**Task item**. Answer with a number only, giving how many lines in the data below include "every".

**Data provided**.
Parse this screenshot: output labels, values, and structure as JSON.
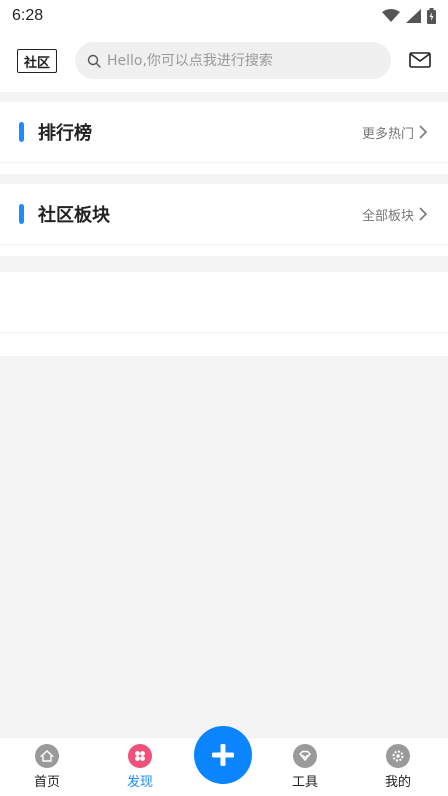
{
  "status_bar": {
    "time": "6:28"
  },
  "header": {
    "logo_text": "社区",
    "search_placeholder": "Hello,你可以点我进行搜索"
  },
  "sections": [
    {
      "title": "排行榜",
      "more": "更多热门"
    },
    {
      "title": "社区板块",
      "more": "全部板块"
    }
  ],
  "bottom_nav": {
    "home": "首页",
    "discover": "发现",
    "tools": "工具",
    "mine": "我的"
  },
  "colors": {
    "accent": "#1a8cff",
    "fab": "#0a84ff",
    "discover_icon": "#f0507a"
  }
}
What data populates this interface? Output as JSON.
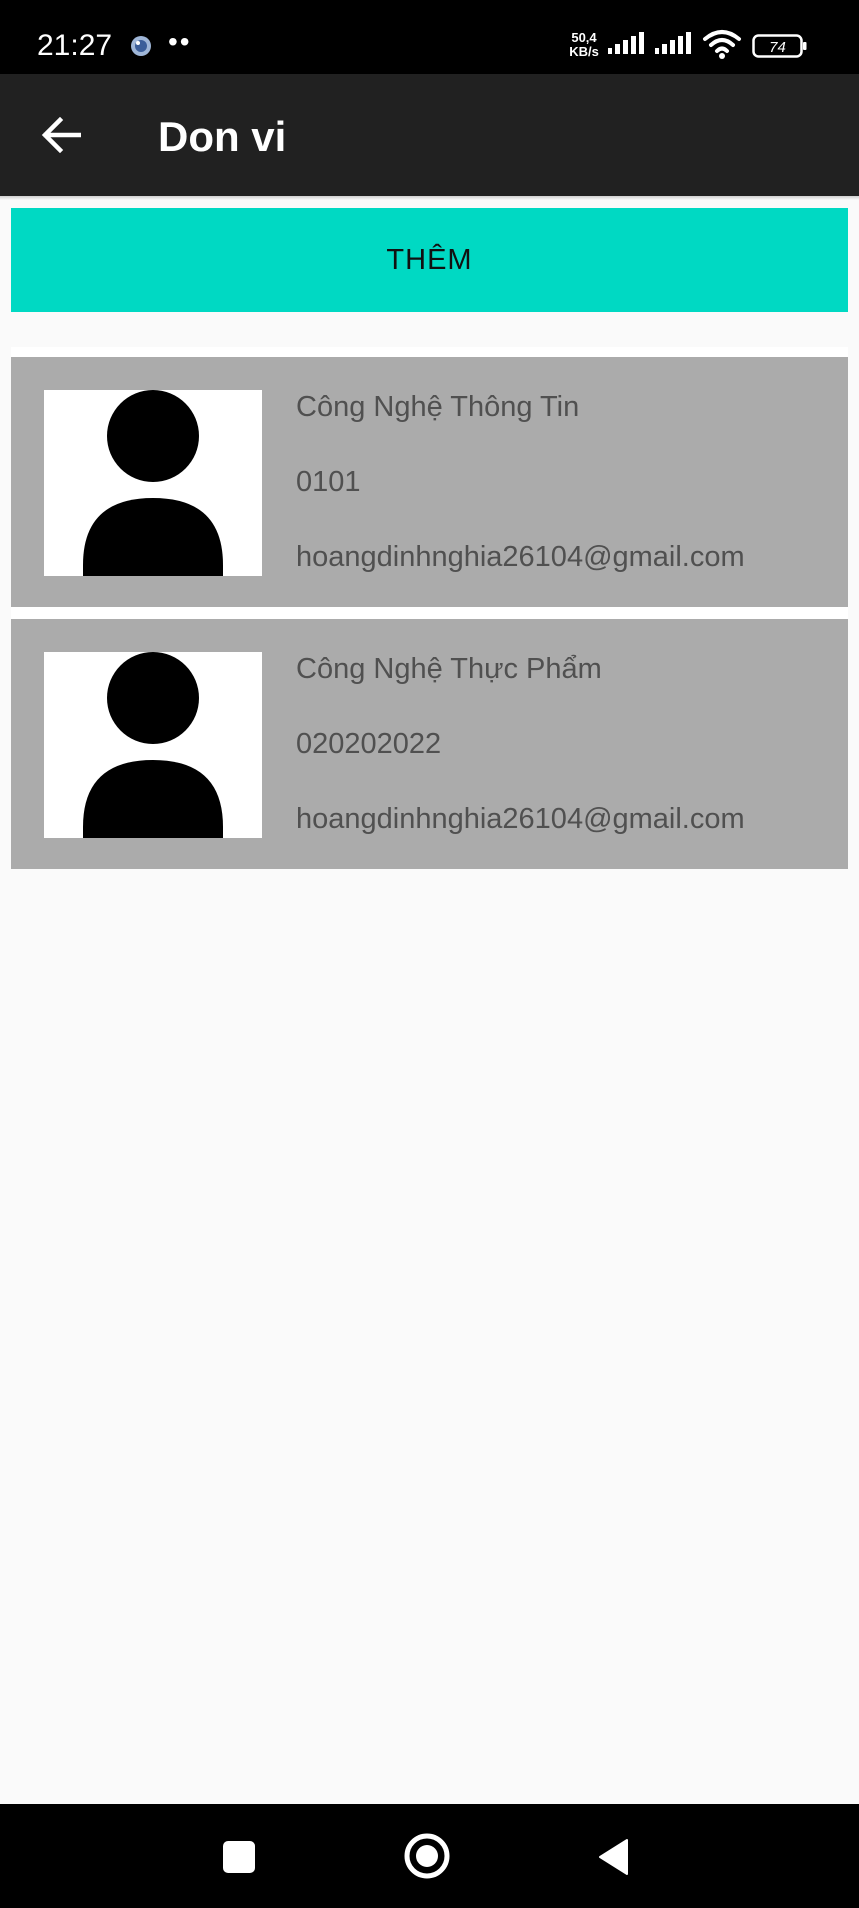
{
  "status_bar": {
    "time": "21:27",
    "dots": "••",
    "net_speed_value": "50,4",
    "net_speed_unit": "KB/s",
    "battery": "74"
  },
  "app_bar": {
    "title": "Don vi",
    "back_icon": "arrow-left-icon"
  },
  "add_button": {
    "label": "THÊM",
    "color": "#00d9c3"
  },
  "units": [
    {
      "name": "Công Nghệ Thông Tin",
      "code": "0101",
      "email": "hoangdinhnghia26104@gmail.com",
      "avatar_icon": "person-placeholder-icon"
    },
    {
      "name": "Công Nghệ Thực Phẩm",
      "code": "020202022",
      "email": "hoangdinhnghia26104@gmail.com",
      "avatar_icon": "person-placeholder-icon"
    }
  ],
  "nav_bar": {
    "recents_icon": "square-icon",
    "home_icon": "circle-icon",
    "back_icon": "triangle-back-icon"
  },
  "colors": {
    "app_bar": "#212121",
    "card": "#ababab",
    "background": "#fafafa"
  }
}
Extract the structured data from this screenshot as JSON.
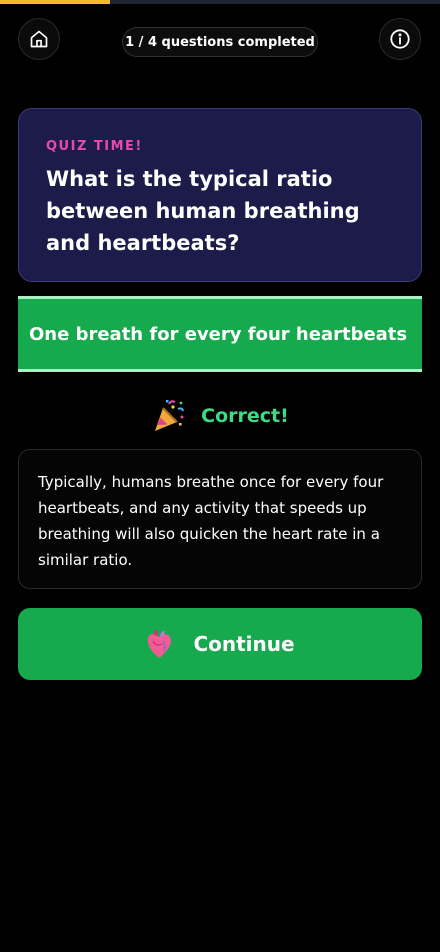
{
  "progress": {
    "completed_fraction": 0.25,
    "fill_color": "#f5b829",
    "track_color": "#1f2430"
  },
  "header": {
    "home_icon": "home-icon",
    "status_text": "1 / 4 questions completed",
    "info_icon": "info-icon"
  },
  "question": {
    "label": "QUIZ TIME!",
    "text": "What is the typical ratio between human breathing and heartbeats?",
    "label_color": "#e84aa8",
    "card_color": "#1d1b4a"
  },
  "answer": {
    "selected_text": "One breath for every four heartbeats",
    "state": "correct",
    "color": "#17a94d"
  },
  "result": {
    "icon": "party-popper-icon",
    "text": "Correct!",
    "color": "#3ddc84"
  },
  "explanation": {
    "text": "Typically, humans breathe once for every four heartbeats, and any activity that speeds up breathing will also quicken the heart rate in a similar ratio."
  },
  "continue_button": {
    "icon": "anatomical-heart-icon",
    "label": "Continue",
    "color": "#17a94d"
  }
}
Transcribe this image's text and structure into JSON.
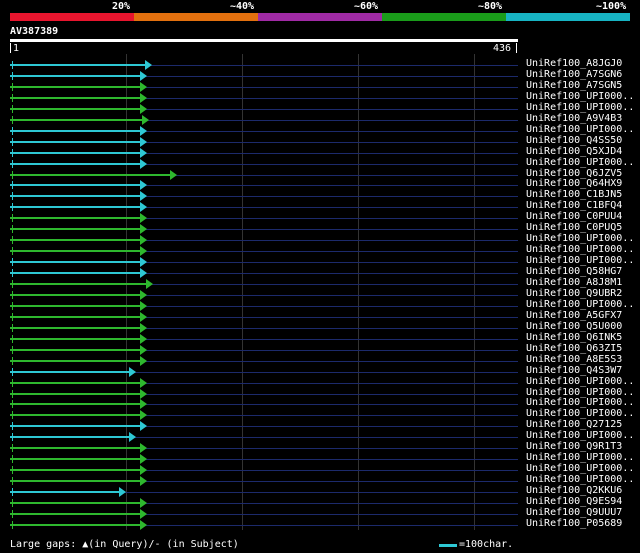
{
  "legend": {
    "segments": [
      {
        "color": "#e8152e"
      },
      {
        "color": "#e2700e"
      },
      {
        "color": "#a02aa5"
      },
      {
        "color": "#1a9c1a"
      },
      {
        "color": "#17b3c3"
      }
    ],
    "labels": [
      "20%",
      "~40%",
      "~60%",
      "~80%",
      "~100%"
    ]
  },
  "query": {
    "title": "AV387389",
    "start": "1",
    "end": "436"
  },
  "colors": {
    "cyan": "#2ec8d4",
    "green": "#2eb82e",
    "grid": "#1c2a6b"
  },
  "hits": [
    {
      "label": "UniRef100_A8JGJ0",
      "color": "cyan",
      "len": 0.265
    },
    {
      "label": "UniRef100_A7SGN6",
      "color": "cyan",
      "len": 0.255
    },
    {
      "label": "UniRef100_A7SGN5",
      "color": "green",
      "len": 0.255
    },
    {
      "label": "UniRef100_UPI000..",
      "color": "green",
      "len": 0.255
    },
    {
      "label": "UniRef100_UPI000..",
      "color": "green",
      "len": 0.255
    },
    {
      "label": "UniRef100_A9V4B3",
      "color": "green",
      "len": 0.26
    },
    {
      "label": "UniRef100_UPI000..",
      "color": "cyan",
      "len": 0.255
    },
    {
      "label": "UniRef100_Q4SS50",
      "color": "cyan",
      "len": 0.255
    },
    {
      "label": "UniRef100_Q5XJD4",
      "color": "cyan",
      "len": 0.255
    },
    {
      "label": "UniRef100_UPI000..",
      "color": "cyan",
      "len": 0.255
    },
    {
      "label": "UniRef100_Q6JZV5",
      "color": "green",
      "len": 0.315
    },
    {
      "label": "UniRef100_Q64HX9",
      "color": "cyan",
      "len": 0.255
    },
    {
      "label": "UniRef100_C1BJN5",
      "color": "cyan",
      "len": 0.255
    },
    {
      "label": "UniRef100_C1BFQ4",
      "color": "cyan",
      "len": 0.255
    },
    {
      "label": "UniRef100_C0PUU4",
      "color": "green",
      "len": 0.255
    },
    {
      "label": "UniRef100_C0PUQ5",
      "color": "green",
      "len": 0.255
    },
    {
      "label": "UniRef100_UPI000..",
      "color": "green",
      "len": 0.255
    },
    {
      "label": "UniRef100_UPI000..",
      "color": "green",
      "len": 0.255
    },
    {
      "label": "UniRef100_UPI000..",
      "color": "cyan",
      "len": 0.255
    },
    {
      "label": "UniRef100_Q58HG7",
      "color": "cyan",
      "len": 0.255
    },
    {
      "label": "UniRef100_A8J8M1",
      "color": "green",
      "len": 0.268
    },
    {
      "label": "UniRef100_Q9UBR2",
      "color": "green",
      "len": 0.255
    },
    {
      "label": "UniRef100_UPI000..",
      "color": "green",
      "len": 0.255
    },
    {
      "label": "UniRef100_A5GFX7",
      "color": "green",
      "len": 0.255
    },
    {
      "label": "UniRef100_Q5U000",
      "color": "green",
      "len": 0.255
    },
    {
      "label": "UniRef100_Q6INK5",
      "color": "green",
      "len": 0.255
    },
    {
      "label": "UniRef100_Q63ZI5",
      "color": "green",
      "len": 0.255
    },
    {
      "label": "UniRef100_A8E5S3",
      "color": "green",
      "len": 0.255
    },
    {
      "label": "UniRef100_Q4S3W7",
      "color": "cyan",
      "len": 0.235
    },
    {
      "label": "UniRef100_UPI000..",
      "color": "green",
      "len": 0.255
    },
    {
      "label": "UniRef100_UPI000..",
      "color": "green",
      "len": 0.255
    },
    {
      "label": "UniRef100_UPI000..",
      "color": "green",
      "len": 0.255
    },
    {
      "label": "UniRef100_UPI000..",
      "color": "green",
      "len": 0.255
    },
    {
      "label": "UniRef100_Q27125",
      "color": "cyan",
      "len": 0.255
    },
    {
      "label": "UniRef100_UPI000..",
      "color": "cyan",
      "len": 0.235
    },
    {
      "label": "UniRef100_Q9R1T3",
      "color": "green",
      "len": 0.255
    },
    {
      "label": "UniRef100_UPI000..",
      "color": "green",
      "len": 0.255
    },
    {
      "label": "UniRef100_UPI000..",
      "color": "green",
      "len": 0.255
    },
    {
      "label": "UniRef100_UPI000..",
      "color": "green",
      "len": 0.255
    },
    {
      "label": "UniRef100_Q2KKU6",
      "color": "cyan",
      "len": 0.215
    },
    {
      "label": "UniRef100_Q9ES94",
      "color": "green",
      "len": 0.255
    },
    {
      "label": "UniRef100_Q9UUU7",
      "color": "green",
      "len": 0.255
    },
    {
      "label": "UniRef100_P05689",
      "color": "green",
      "len": 0.255
    }
  ],
  "footer": {
    "gaps_text": "Large gaps: ▲(in Query)/- (in Subject)",
    "scale_text": "=100char."
  }
}
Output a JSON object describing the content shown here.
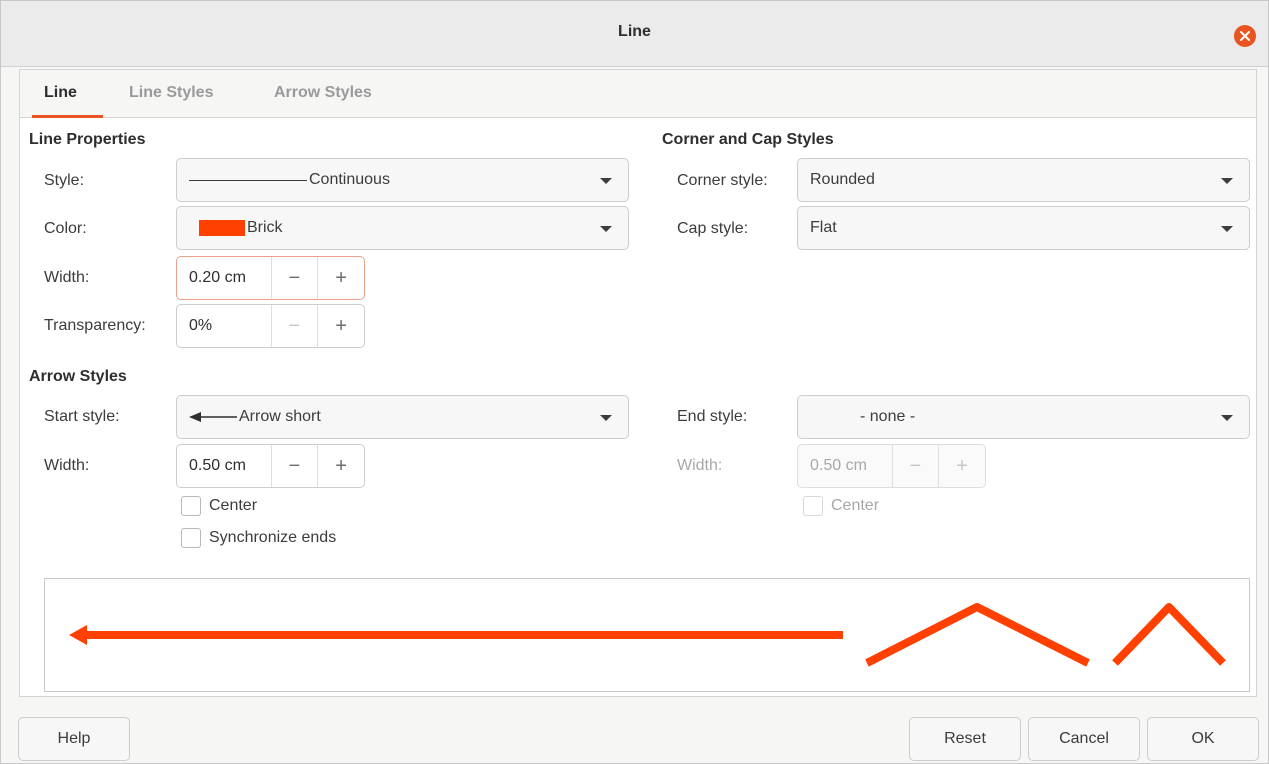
{
  "window": {
    "title": "Line"
  },
  "tabs": [
    {
      "label": "Line"
    },
    {
      "label": "Line Styles"
    },
    {
      "label": "Arrow Styles"
    }
  ],
  "line_properties": {
    "title": "Line Properties",
    "style_label": "Style:",
    "style_value": "Continuous",
    "color_label": "Color:",
    "color_value": "Brick",
    "color_hex": "#ff4000",
    "width_label": "Width:",
    "width_value": "0.20 cm",
    "transparency_label": "Transparency:",
    "transparency_value": "0%"
  },
  "corner_cap": {
    "title": "Corner and Cap Styles",
    "corner_label": "Corner style:",
    "corner_value": "Rounded",
    "cap_label": "Cap style:",
    "cap_value": "Flat"
  },
  "arrow_styles": {
    "title": "Arrow Styles",
    "start_label": "Start style:",
    "start_value": "Arrow short",
    "start_width_label": "Width:",
    "start_width_value": "0.50 cm",
    "center_label": "Center",
    "sync_label": "Synchronize ends",
    "end_label": "End style:",
    "end_value": "- none -",
    "end_width_label": "Width:",
    "end_width_value": "0.50 cm",
    "end_center_label": "Center"
  },
  "spin_glyphs": {
    "minus": "−",
    "plus": "+"
  },
  "buttons": {
    "help": "Help",
    "reset": "Reset",
    "cancel": "Cancel",
    "ok": "OK"
  },
  "colors": {
    "accent": "#e95420",
    "line_color": "#ff4000"
  },
  "icons": {
    "close": "close-icon",
    "dropdown": "chevron-down-icon"
  }
}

**Written response**. 2